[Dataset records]

○ ○ ○ ○ ○

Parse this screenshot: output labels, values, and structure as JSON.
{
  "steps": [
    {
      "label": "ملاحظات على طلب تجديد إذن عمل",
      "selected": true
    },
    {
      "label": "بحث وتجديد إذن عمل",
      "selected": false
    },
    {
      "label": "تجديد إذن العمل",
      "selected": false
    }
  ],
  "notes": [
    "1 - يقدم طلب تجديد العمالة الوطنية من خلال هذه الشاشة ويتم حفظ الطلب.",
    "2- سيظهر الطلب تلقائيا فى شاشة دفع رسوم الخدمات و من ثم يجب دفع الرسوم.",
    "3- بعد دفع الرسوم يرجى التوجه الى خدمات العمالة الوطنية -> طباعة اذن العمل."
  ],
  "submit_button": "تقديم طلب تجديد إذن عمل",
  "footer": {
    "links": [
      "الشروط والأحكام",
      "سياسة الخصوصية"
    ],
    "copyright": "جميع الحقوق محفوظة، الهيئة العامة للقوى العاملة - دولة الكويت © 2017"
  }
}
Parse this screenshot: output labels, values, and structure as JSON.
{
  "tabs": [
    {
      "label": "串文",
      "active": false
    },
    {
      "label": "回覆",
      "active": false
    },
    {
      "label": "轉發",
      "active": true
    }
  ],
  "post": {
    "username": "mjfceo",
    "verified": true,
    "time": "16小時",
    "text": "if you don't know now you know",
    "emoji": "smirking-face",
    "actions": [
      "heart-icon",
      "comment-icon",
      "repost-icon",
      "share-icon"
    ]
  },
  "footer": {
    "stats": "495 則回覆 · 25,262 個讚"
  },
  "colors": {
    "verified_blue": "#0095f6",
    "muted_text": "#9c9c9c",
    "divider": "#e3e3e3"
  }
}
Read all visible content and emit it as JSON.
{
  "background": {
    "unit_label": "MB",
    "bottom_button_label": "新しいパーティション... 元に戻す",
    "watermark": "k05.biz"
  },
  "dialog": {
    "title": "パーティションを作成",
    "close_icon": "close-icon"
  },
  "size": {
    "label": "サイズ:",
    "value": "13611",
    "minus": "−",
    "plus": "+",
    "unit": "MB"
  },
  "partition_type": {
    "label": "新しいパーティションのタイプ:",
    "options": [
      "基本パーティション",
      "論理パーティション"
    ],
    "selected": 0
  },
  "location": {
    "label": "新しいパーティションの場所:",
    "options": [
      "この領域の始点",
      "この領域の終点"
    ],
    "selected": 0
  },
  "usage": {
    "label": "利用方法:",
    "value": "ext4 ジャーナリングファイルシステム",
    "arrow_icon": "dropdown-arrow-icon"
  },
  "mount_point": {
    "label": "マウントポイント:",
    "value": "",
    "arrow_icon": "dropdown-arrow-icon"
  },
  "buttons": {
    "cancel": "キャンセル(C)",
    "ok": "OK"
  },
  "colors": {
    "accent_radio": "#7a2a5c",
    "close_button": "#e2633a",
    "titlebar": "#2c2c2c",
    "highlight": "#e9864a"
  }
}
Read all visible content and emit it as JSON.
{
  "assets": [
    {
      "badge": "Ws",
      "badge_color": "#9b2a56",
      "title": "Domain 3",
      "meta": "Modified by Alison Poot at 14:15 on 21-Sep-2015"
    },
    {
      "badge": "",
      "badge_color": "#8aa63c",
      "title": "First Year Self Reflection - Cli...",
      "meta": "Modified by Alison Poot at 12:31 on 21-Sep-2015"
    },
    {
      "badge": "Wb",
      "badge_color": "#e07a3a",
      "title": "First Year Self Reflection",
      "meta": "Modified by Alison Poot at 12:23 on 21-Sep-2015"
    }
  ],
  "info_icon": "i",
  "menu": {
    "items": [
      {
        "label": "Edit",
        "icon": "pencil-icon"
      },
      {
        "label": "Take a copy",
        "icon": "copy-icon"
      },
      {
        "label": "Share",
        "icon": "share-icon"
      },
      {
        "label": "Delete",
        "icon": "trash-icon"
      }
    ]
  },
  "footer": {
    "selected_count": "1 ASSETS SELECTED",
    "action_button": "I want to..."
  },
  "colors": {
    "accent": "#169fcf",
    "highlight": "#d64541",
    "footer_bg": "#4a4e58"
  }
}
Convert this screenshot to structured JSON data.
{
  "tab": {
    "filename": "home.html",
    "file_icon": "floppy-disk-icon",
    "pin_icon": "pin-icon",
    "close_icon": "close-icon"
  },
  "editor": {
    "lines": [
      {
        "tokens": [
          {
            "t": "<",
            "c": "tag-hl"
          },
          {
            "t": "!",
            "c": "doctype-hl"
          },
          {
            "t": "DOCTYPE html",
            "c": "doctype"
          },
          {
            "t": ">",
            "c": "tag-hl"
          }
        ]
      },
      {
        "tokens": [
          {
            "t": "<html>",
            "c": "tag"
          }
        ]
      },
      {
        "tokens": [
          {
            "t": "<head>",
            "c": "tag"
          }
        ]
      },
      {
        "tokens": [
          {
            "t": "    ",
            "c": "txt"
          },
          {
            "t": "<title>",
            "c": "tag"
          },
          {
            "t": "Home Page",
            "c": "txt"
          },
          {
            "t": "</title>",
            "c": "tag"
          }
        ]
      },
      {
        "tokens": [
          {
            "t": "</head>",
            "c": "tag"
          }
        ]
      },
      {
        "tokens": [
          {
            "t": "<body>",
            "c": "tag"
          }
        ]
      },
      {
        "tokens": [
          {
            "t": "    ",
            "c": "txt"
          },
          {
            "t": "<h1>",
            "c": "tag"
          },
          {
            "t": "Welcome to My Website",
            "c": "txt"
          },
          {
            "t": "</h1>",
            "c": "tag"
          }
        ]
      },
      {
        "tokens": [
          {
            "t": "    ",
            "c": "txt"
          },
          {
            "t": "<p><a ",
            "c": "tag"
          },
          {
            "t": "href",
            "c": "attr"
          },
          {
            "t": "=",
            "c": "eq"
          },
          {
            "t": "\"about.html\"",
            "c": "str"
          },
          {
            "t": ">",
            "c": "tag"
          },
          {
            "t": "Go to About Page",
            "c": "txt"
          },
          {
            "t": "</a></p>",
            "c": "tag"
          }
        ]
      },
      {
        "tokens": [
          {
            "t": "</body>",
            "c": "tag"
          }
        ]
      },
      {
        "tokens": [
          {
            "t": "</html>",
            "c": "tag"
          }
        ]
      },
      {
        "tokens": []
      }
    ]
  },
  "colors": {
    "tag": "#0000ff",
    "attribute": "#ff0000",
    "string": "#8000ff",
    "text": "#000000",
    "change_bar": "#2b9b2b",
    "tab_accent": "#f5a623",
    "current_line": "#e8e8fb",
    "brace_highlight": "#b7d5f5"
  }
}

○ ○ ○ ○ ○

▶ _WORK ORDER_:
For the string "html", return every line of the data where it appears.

▶ _WRITTEN REPLY_:
    "filename": "home.html",
            "t": "DOCTYPE html",
            "t": "<html>",
            "t": "\"about.html\"",
            "t": "</html>",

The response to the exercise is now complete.